Hours worked doesn’t measure value. Creativity deployed measures valued.
“Hit revenue number” is no longer a reason to go to work.
We need meaning in our work. That’s why we quit our jobs, because we get more meaning when we create our own work through freelancing, contracting, and making WIFI money.
The truth is we figured out a long time ago that we can make money online. We can leverage or borrow other people’s assets and then add our creativity over the top and make a living. So we are. It was always going to happen.
Traditional company infrastructure — like offices, furniture, departments on top of departments that force prices up — are dead weight. Your operation model is bloated. Optimization now happens at an exponential rate, so inefficiency must decrease at an even higher rate.
You either optimize or die. So instead of staying on the Titanic, we’re continuing to jump off the ship to enter the digital world without you.
Let’s kill the buzzword and call it what it is
No more “Great Resignation” headlines, please. We’ve always been trying to quit our jobs so we can own our time and make our own choices. It’s nothing new. Work will change whether bosses and businesses like it or not.
We’re just going to keep doing what we were always going to do: quit.
As Web 3.0 takes over, the word “digital” is going to look like a drop in the ocean in comparison. Your buzzword innovation departments will be steamrolled.
Business-decisions-as-code already exists. Meetings will continue to be deleted and replaced with consensus algorithms. Customers will make more of the decisions with voting rights of the products and services they use.
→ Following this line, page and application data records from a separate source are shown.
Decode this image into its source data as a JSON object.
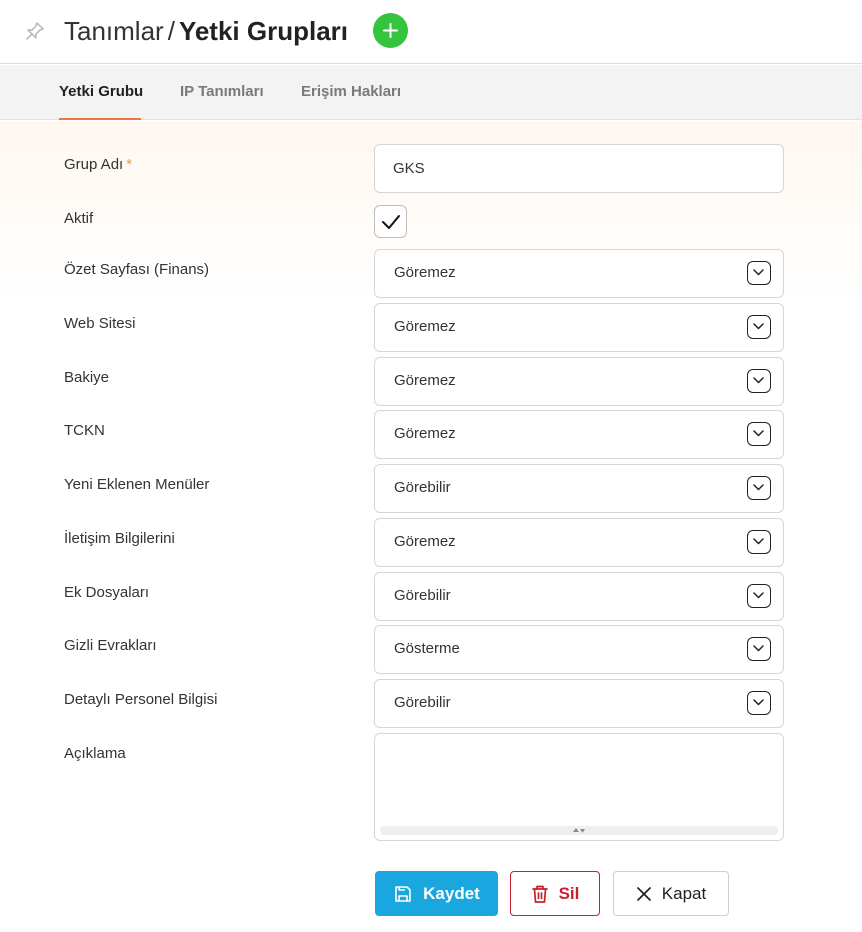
{
  "header": {
    "breadcrumb_parent": "Tanımlar",
    "separator": "/",
    "title": "Yetki Grupları",
    "add_icon": "plus-icon",
    "pin_icon": "pin-icon",
    "add_color": "#35c43d"
  },
  "tabs": [
    {
      "label": "Yetki Grubu",
      "active": true
    },
    {
      "label": "IP Tanımları",
      "active": false
    },
    {
      "label": "Erişim Hakları",
      "active": false
    }
  ],
  "form": {
    "group_name": {
      "label": "Grup Adı",
      "required_mark": "*",
      "value": "GKS"
    },
    "active": {
      "label": "Aktif",
      "checked": true
    },
    "permissions": [
      {
        "label": "Özet Sayfası (Finans)",
        "value": "Göremez"
      },
      {
        "label": "Web Sitesi",
        "value": "Göremez"
      },
      {
        "label": "Bakiye",
        "value": "Göremez"
      },
      {
        "label": "TCKN",
        "value": "Göremez"
      },
      {
        "label": "Yeni Eklenen Menüler",
        "value": "Görebilir"
      },
      {
        "label": "İletişim Bilgilerini",
        "value": "Göremez"
      },
      {
        "label": "Ek Dosyaları",
        "value": "Görebilir"
      },
      {
        "label": "Gizli Evrakları",
        "value": "Gösterme"
      },
      {
        "label": "Detaylı Personel Bilgisi",
        "value": "Görebilir"
      }
    ],
    "description": {
      "label": "Açıklama",
      "value": ""
    }
  },
  "actions": {
    "save_label": "Kaydet",
    "delete_label": "Sil",
    "close_label": "Kapat",
    "save_color": "#1aa6df",
    "delete_color": "#c8202e"
  }
}
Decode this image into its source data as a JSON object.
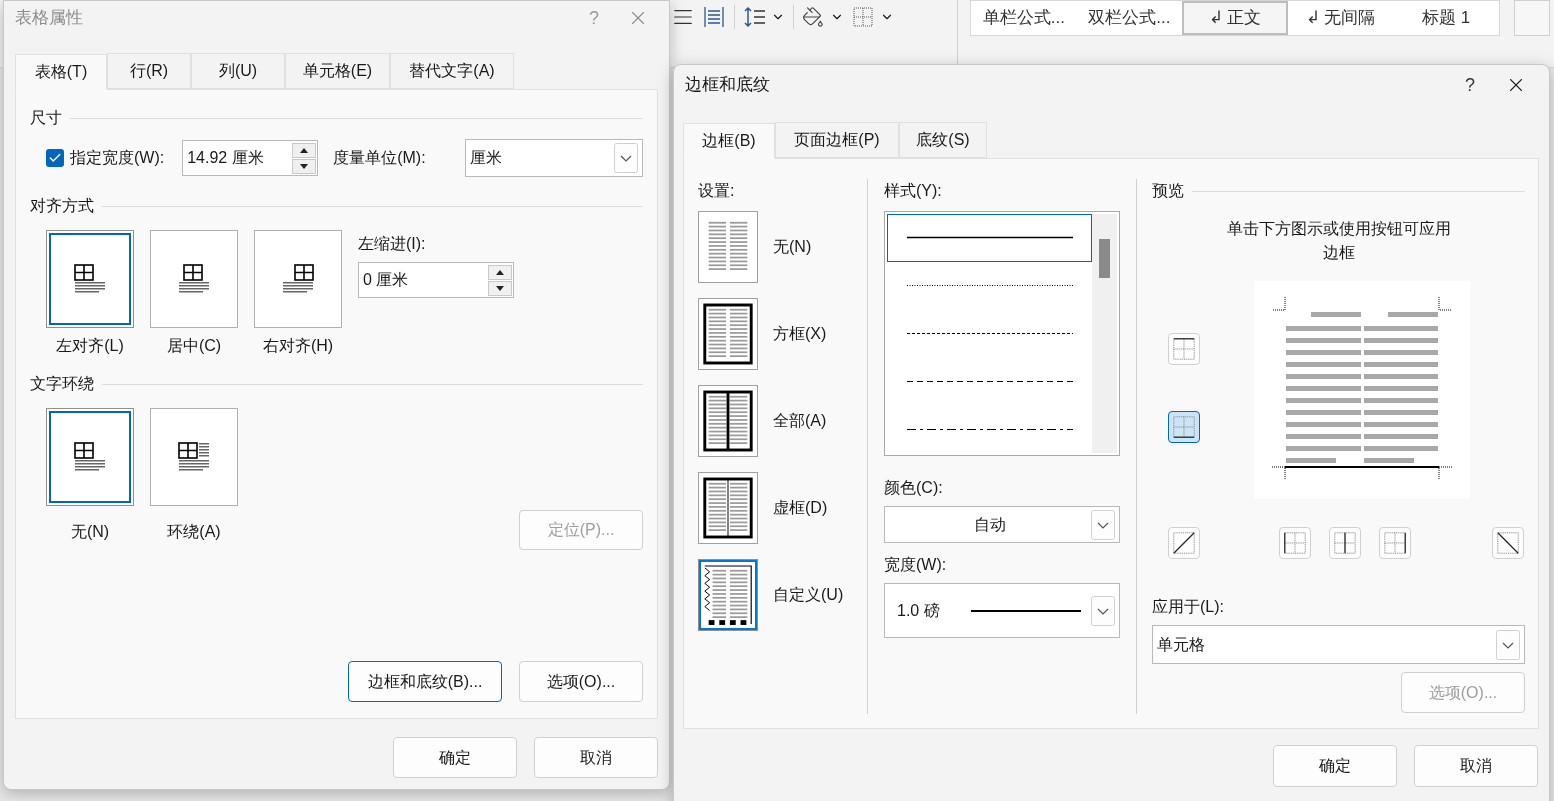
{
  "ribbon": {
    "styles": [
      {
        "label": "单栏公式...",
        "selected": false
      },
      {
        "label": "双栏公式...",
        "selected": false
      },
      {
        "label": "↲ 正文",
        "selected": true
      },
      {
        "label": "↲ 无间隔",
        "selected": false
      },
      {
        "label": "标题 1",
        "selected": false
      }
    ]
  },
  "table_properties": {
    "title": "表格属性",
    "active": false,
    "help": "?",
    "tabs": [
      {
        "label": "表格(T)",
        "selected": true
      },
      {
        "label": "行(R)",
        "selected": false
      },
      {
        "label": "列(U)",
        "selected": false
      },
      {
        "label": "单元格(E)",
        "selected": false
      },
      {
        "label": "替代文字(A)",
        "selected": false
      }
    ],
    "size": {
      "heading": "尺寸",
      "width_checkbox": {
        "label": "指定宽度(W):",
        "checked": true
      },
      "width_value": "14.92 厘米",
      "unit_label": "度量单位(M):",
      "unit_value": "厘米"
    },
    "alignment": {
      "heading": "对齐方式",
      "indent_label": "左缩进(I):",
      "indent_value": "0 厘米",
      "options": [
        {
          "kind": "left",
          "label": "左对齐(L)",
          "selected": true
        },
        {
          "kind": "center",
          "label": "居中(C)",
          "selected": false
        },
        {
          "kind": "right",
          "label": "右对齐(H)",
          "selected": false
        }
      ]
    },
    "wrapping": {
      "heading": "文字环绕",
      "position_button": {
        "label": "定位(P)...",
        "disabled": true
      },
      "options": [
        {
          "kind": "none",
          "label": "无(N)",
          "selected": true
        },
        {
          "kind": "around",
          "label": "环绕(A)",
          "selected": false
        }
      ]
    },
    "buttons": [
      {
        "label": "边框和底纹(B)...",
        "default": true
      },
      {
        "label": "选项(O)...",
        "default": false
      }
    ],
    "footer": [
      "确定",
      "取消"
    ]
  },
  "borders_and_shading": {
    "title": "边框和底纹",
    "active": true,
    "help": "?",
    "tabs": [
      {
        "label": "边框(B)",
        "selected": true
      },
      {
        "label": "页面边框(P)",
        "selected": false
      },
      {
        "label": "底纹(S)",
        "selected": false
      }
    ],
    "settings": {
      "heading": "设置:",
      "options": [
        {
          "kind": "none",
          "label": "无(N)",
          "selected": false
        },
        {
          "kind": "box",
          "label": "方框(X)",
          "selected": false
        },
        {
          "kind": "all",
          "label": "全部(A)",
          "selected": false
        },
        {
          "kind": "grid",
          "label": "虚框(D)",
          "selected": false
        },
        {
          "kind": "custom",
          "label": "自定义(U)",
          "selected": true
        }
      ]
    },
    "style": {
      "heading": "样式(Y):",
      "lines": [
        {
          "kind": "solid",
          "selected": true
        },
        {
          "kind": "dotted",
          "selected": false
        },
        {
          "kind": "dashed_fine",
          "selected": false
        },
        {
          "kind": "dashed",
          "selected": false
        },
        {
          "kind": "dash_dot",
          "selected": false
        }
      ],
      "color_label": "颜色(C):",
      "color_value": "自动",
      "width_label": "宽度(W):",
      "width_value": "1.0 磅"
    },
    "preview": {
      "heading": "预览",
      "instruction": "单击下方图示或使用按钮可应用边框",
      "border_buttons": [
        {
          "kind": "top",
          "selected": false
        },
        {
          "kind": "bottom",
          "selected": true
        },
        {
          "kind": "diag_up",
          "selected": false
        },
        {
          "kind": "left",
          "selected": false
        },
        {
          "kind": "inside_v",
          "selected": false
        },
        {
          "kind": "right",
          "selected": false
        },
        {
          "kind": "diag_down",
          "selected": false
        }
      ],
      "apply_label": "应用于(L):",
      "apply_value": "单元格",
      "options_button": {
        "label": "选项(O)...",
        "disabled": true
      }
    },
    "footer": [
      "确定",
      "取消"
    ]
  }
}
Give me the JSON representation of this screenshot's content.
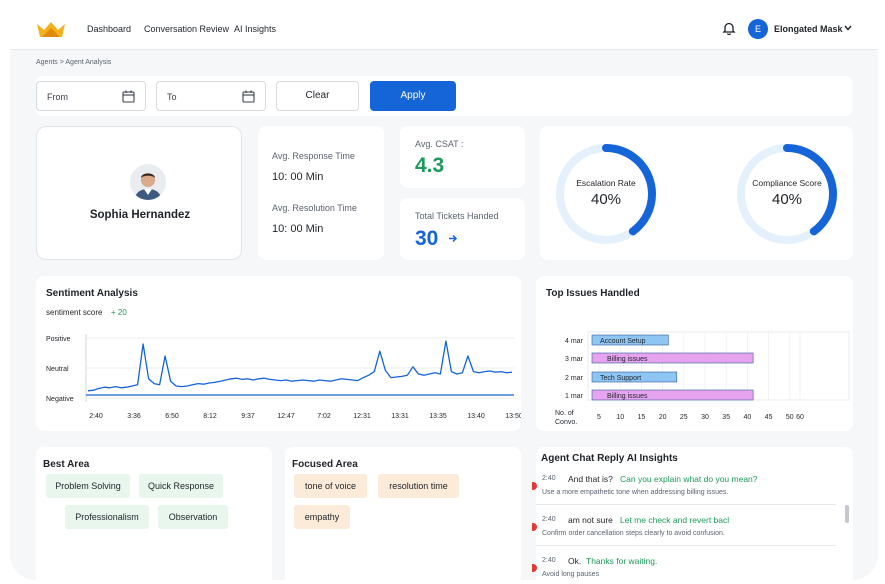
{
  "nav": {
    "items": [
      "Dashboard",
      "Conversation Review",
      "AI Insights"
    ],
    "user_initial": "E",
    "user_name": "Elongated Mask"
  },
  "breadcrumb": "Agents > Agent Analysis",
  "filters": {
    "from_label": "From",
    "to_label": "To",
    "clear_label": "Clear",
    "apply_label": "Apply"
  },
  "agent": {
    "name": "Sophia Hernandez"
  },
  "stats": {
    "avg_response_label": "Avg. Response Time",
    "avg_response_value": "10: 00 Min",
    "avg_resolution_label": "Avg. Resolution Time",
    "avg_resolution_value": "10: 00 Min",
    "csat_label": "Avg. CSAT :",
    "csat_value": "4.3",
    "tickets_label": "Total Tickets Handed",
    "tickets_value": "30"
  },
  "gauges": [
    {
      "label": "Escalation Rate",
      "value": "40%",
      "fraction": 0.4
    },
    {
      "label": "Compliance Score",
      "value": "40%",
      "fraction": 0.4
    }
  ],
  "sentiment": {
    "title": "Sentiment Analysis",
    "score_label": "sentiment score",
    "score_value": "+ 20"
  },
  "issues": {
    "title": "Top Issues Handled"
  },
  "chart_data": [
    {
      "type": "line",
      "title": "Sentiment Analysis",
      "y_categories": [
        "Positive",
        "Neutral",
        "Negative"
      ],
      "x_ticks": [
        "2:40",
        "3:36",
        "6:50",
        "8:12",
        "9:37",
        "12:47",
        "7:02",
        "12:31",
        "13:31",
        "13:35",
        "13:40",
        "13:50"
      ],
      "series": [
        {
          "values": [
            0.12,
            0.13,
            0.16,
            0.18,
            0.17,
            0.19,
            0.17,
            0.18,
            0.2,
            0.22,
            0.9,
            0.32,
            0.24,
            0.22,
            0.7,
            0.28,
            0.2,
            0.19,
            0.2,
            0.22,
            0.24,
            0.23,
            0.25,
            0.26,
            0.28,
            0.3,
            0.32,
            0.33,
            0.31,
            0.32,
            0.3,
            0.32,
            0.33,
            0.31,
            0.3,
            0.29,
            0.3,
            0.28,
            0.29,
            0.3,
            0.29,
            0.28,
            0.3,
            0.29,
            0.28,
            0.3,
            0.32,
            0.31,
            0.3,
            0.29,
            0.34,
            0.38,
            0.44,
            0.78,
            0.46,
            0.34,
            0.35,
            0.36,
            0.38,
            0.52,
            0.4,
            0.38,
            0.4,
            0.42,
            0.4,
            0.95,
            0.44,
            0.4,
            0.42,
            0.7,
            0.44,
            0.42,
            0.44,
            0.45,
            0.43,
            0.44,
            0.42,
            0.43
          ]
        }
      ],
      "flat_line": 0.05
    },
    {
      "type": "bar",
      "title": "Top Issues Handled",
      "xlabel": "No. of Convo.",
      "x_ticks": [
        5,
        10,
        15,
        20,
        25,
        30,
        35,
        40,
        45,
        50,
        60
      ],
      "rows": [
        {
          "date": "4 mar",
          "label": "Account Setup",
          "start": 5,
          "end": 23,
          "color": "#8ec5f2"
        },
        {
          "date": "3 mar",
          "label": "Billing issues",
          "start": 5,
          "end": 43,
          "color": "#e6a3f0"
        },
        {
          "date": "2 mar",
          "label": "Tech Support",
          "start": 5,
          "end": 25,
          "color": "#8ec5f2"
        },
        {
          "date": "1 mar",
          "label": "Billing issues",
          "start": 5,
          "end": 43,
          "color": "#e6a3f0"
        }
      ]
    }
  ],
  "best_area": {
    "title": "Best Area",
    "chips": [
      "Problem Solving",
      "Quick Response",
      "Professionalism",
      "Observation"
    ]
  },
  "focused_area": {
    "title": "Focused Area",
    "chips": [
      "tone of voice",
      "resolution time",
      "empathy"
    ]
  },
  "insights": {
    "title": "Agent Chat Reply AI Insights",
    "items": [
      {
        "time": "2:40",
        "message": "And that is?",
        "reply": "Can you explain what do you mean?",
        "note": "Use a more empathetic tone when addressing billing issues."
      },
      {
        "time": "2:40",
        "message": "am not sure",
        "reply": "Let me check and revert bacl",
        "note": "Confirm order cancellation steps clearly to avoid confusion."
      },
      {
        "time": "2:40",
        "message": "Ok.",
        "reply": "Thanks for waiting.",
        "note": "Avoid long pauses"
      }
    ]
  },
  "colors": {
    "accent": "#1565d8",
    "positive": "#1e9a5a",
    "gauge_track": "#e4f1fc"
  }
}
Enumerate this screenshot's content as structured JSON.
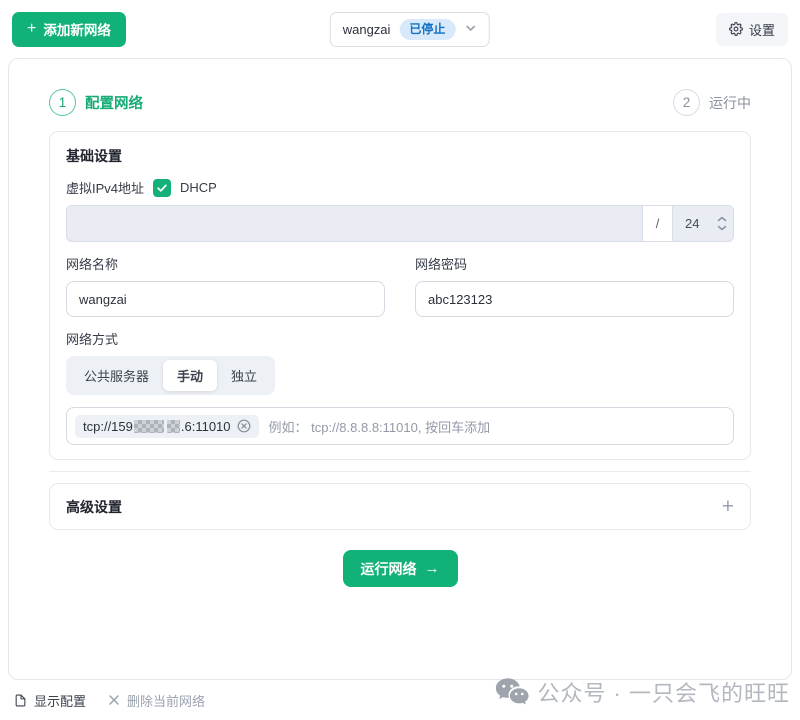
{
  "topbar": {
    "add_network_button": "添加新网络",
    "network_select": {
      "value": "wangzai",
      "status_badge": "已停止"
    },
    "settings_button": "设置"
  },
  "steps": [
    {
      "number": "1",
      "label": "配置网络",
      "state": "active"
    },
    {
      "number": "2",
      "label": "运行中",
      "state": "inactive"
    }
  ],
  "basic_settings": {
    "title": "基础设置",
    "ipv4_label": "虚拟IPv4地址",
    "dhcp_label": "DHCP",
    "dhcp_checked": true,
    "ip_value": "",
    "prefix_separator": "/",
    "prefix_length": "24",
    "network_name_label": "网络名称",
    "network_name_value": "wangzai",
    "network_secret_label": "网络密码",
    "network_secret_value": "abc123123",
    "network_method_label": "网络方式",
    "method_options": {
      "0": "公共服务器",
      "1": "手动",
      "2": "独立"
    },
    "selected_method": "手动",
    "peer_tag": {
      "prefix": "tcp://159",
      "suffix": ".6:11010"
    },
    "peer_hint": "例如： tcp://8.8.8.8:11010, 按回车添加"
  },
  "advanced_settings": {
    "title": "高级设置",
    "expand_icon": "+"
  },
  "run_button": {
    "label": "运行网络",
    "arrow": "→"
  },
  "footer": {
    "show_config": "显示配置",
    "delete_network": "删除当前网络",
    "watermark": "公众号 · 一只会飞的旺旺"
  },
  "colors": {
    "primary_green": "#12b178",
    "badge_bg_blue": "#d7e9fb",
    "badge_text_blue": "#1272c4",
    "disabled_input_bg": "#e9edf3",
    "hint_gray": "#939aa7"
  }
}
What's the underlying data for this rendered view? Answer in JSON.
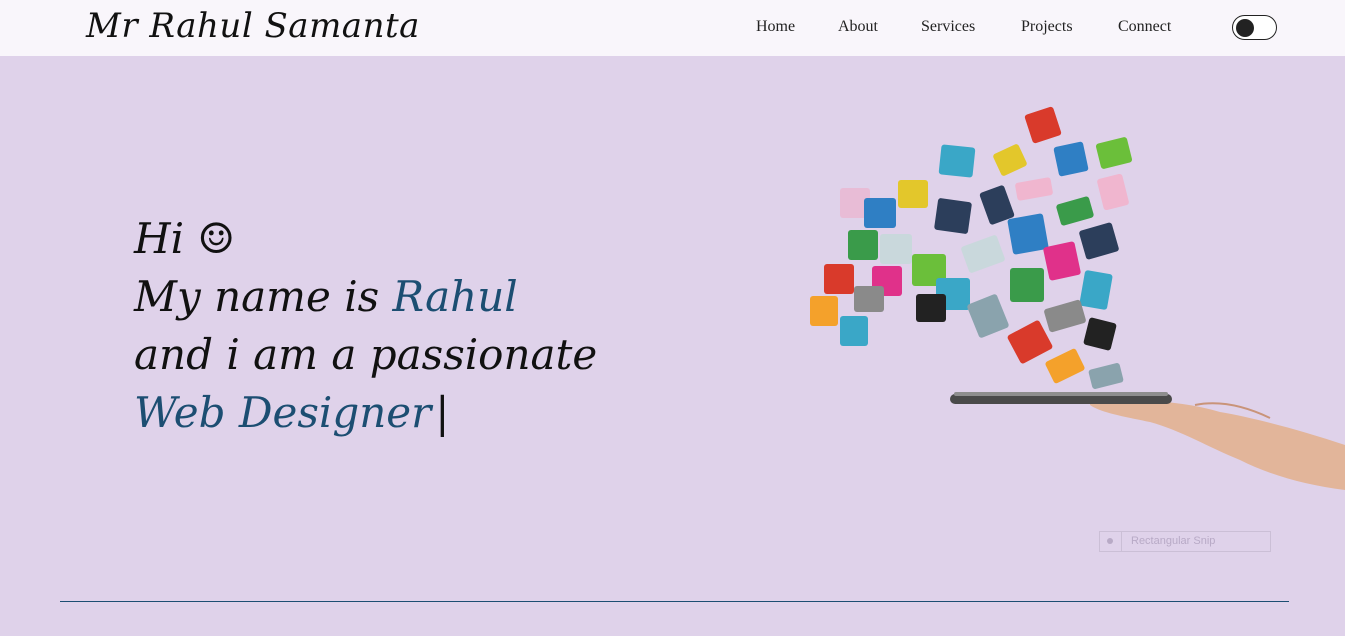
{
  "brand": {
    "name": "Mr Rahul Samanta"
  },
  "nav": {
    "items": [
      {
        "label": "Home"
      },
      {
        "label": "About"
      },
      {
        "label": "Services"
      },
      {
        "label": "Projects"
      },
      {
        "label": "Connect"
      }
    ],
    "theme_toggle": {
      "icon": "dark-mode-toggle"
    }
  },
  "hero": {
    "line1": "Hi ☺",
    "line2_prefix": "My name is ",
    "name": "Rahul",
    "line3": "and i am a passionate",
    "role": "Web Designer",
    "cursor": "|"
  },
  "overlay": {
    "snip_label": "Rectangular Snip"
  },
  "colors": {
    "accent": "#1c4e72",
    "background": "#dfd2ea",
    "navbar": "#f9f6fb"
  }
}
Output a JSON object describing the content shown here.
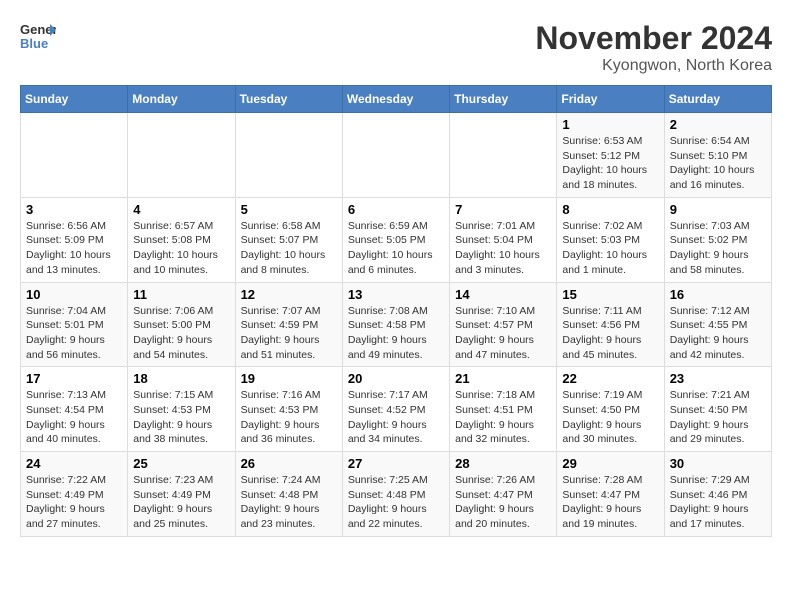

Leadership-as-code is coming. Bosses, you’ve been put on notice. “The Great Boss Annihilation” is next.